Monday, March 3, 2014

Beauty and The Beast

On Sunday we spent the afternoon in appreciation of Otto Wagner's (1841-1918) architectural design at St. Leopold Am Steinhof (est. 1903-1907).  The Church is on the grounds of Vienna's (still open) neuropsychiatric hospital "Otto Wagner Hospital".  The Wagner designed complex is on a hill overlooking the City in the 14th District and consists of more than 30 buildings and pavilions that make up the hospital, a theatre and the Church along with an adjacent park area.  This blog addresses the atrocities that took place at this facility in the text following my photos of the Church.

Wikimedia Internet Photo

To say that the Church is beautiful is an understatement, my photos can not do its beauty justice.  It must be seen to appreciate Wagner's Jugendstil (modern/Art Nouveau) vision.  The stain glass windows were designed by fellow Secessionist artist Koloman Moser.  Apparently, the glass was moved to the Czech Republic during WWII and restored in place during the 1950s.  Wagner designed the Church with patients in mind:  rounded edges, drip fonts to reduce spread of infection, gentle slope floors and easy access entrance/exit points.

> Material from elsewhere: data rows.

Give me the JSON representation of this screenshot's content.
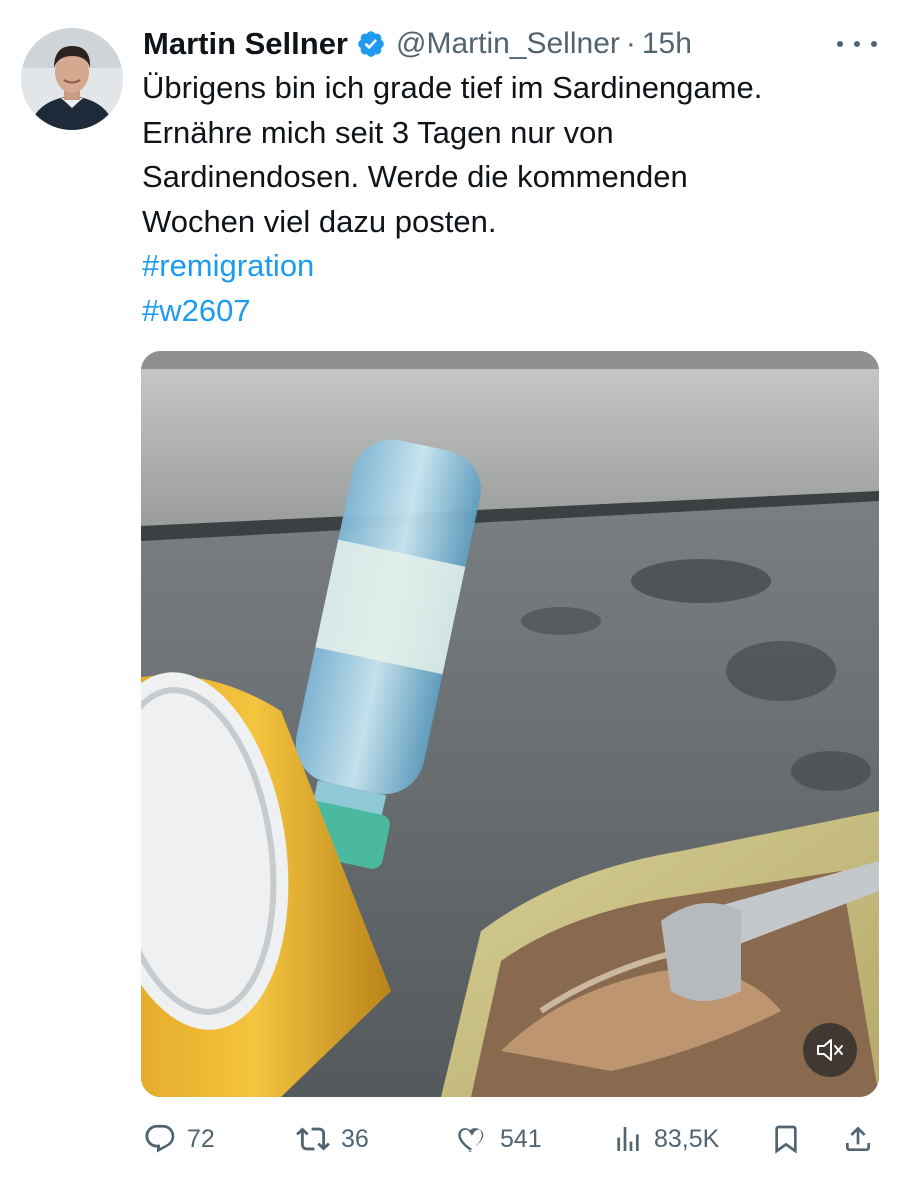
{
  "author": {
    "name": "Martin Sellner",
    "handle": "@Martin_Sellner",
    "separator": "·",
    "time": "15h"
  },
  "post": {
    "lines": [
      "Übrigens bin ich grade tief im Sardinengame.",
      "Ernähre mich seit 3 Tagen nur von",
      "Sardinendosen. Werde die kommenden",
      "Wochen viel dazu posten."
    ],
    "hashtags": [
      "#remigration",
      "#w2607"
    ]
  },
  "media": {
    "type": "video",
    "muted": true
  },
  "actions": {
    "replies": "72",
    "reposts": "36",
    "likes": "541",
    "views": "83,5K"
  },
  "colors": {
    "accent": "#1d9bf0",
    "secondary_text": "#536471",
    "primary_text": "#0f1419"
  },
  "icons": [
    "verified-badge-icon",
    "more-icon",
    "mute-icon",
    "reply-icon",
    "repost-icon",
    "like-icon",
    "views-icon",
    "bookmark-icon",
    "share-icon"
  ]
}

Now, the Beast.  During WWI, more than 2,000 Am Steinhof patients were left to starve and die of rampant infection.  The seeds of more horror were planted in 1920 when the writings of lawyer Karl Binding and psychiatrist Alfred Hoche discussed the concept of "lebensunwert"  or "unworthy to live" and the right to kill the incurable sick.  The idea (and a Foundation) of "racial hygiene" was established in Vienna in the mid-1920s, well before the Anschluss in 1938.  During WWII the Nazis experimented on and killed more than 7,000 patients from Am Steinhof, including children (Am Spiegelgrund).  It is incomprehensible, but the experiments on Am Spiegelgrund remains continued into the 1980s.  The last of these victims were laid to rest in Vienna in a ceremony in 2012.  2012!  The depravity of what happened and the fact that the remains of these souls languished so long in specimen jars brings me to tears.  I used factual material contained on these two websites, "The War Against the Inferior" and BBC News

I plan a return visit to view the exhibition at the hospital.  It did not appear to be well marked when we were walking the grounds yesterday.  This "avoidance" seems quite typical at Vienna landmarks dealing with its dreadful history.


  1. Beautiful! (The church, not the history.)

  2. I had never heard of this place. Adding it to my bucket list, thanks!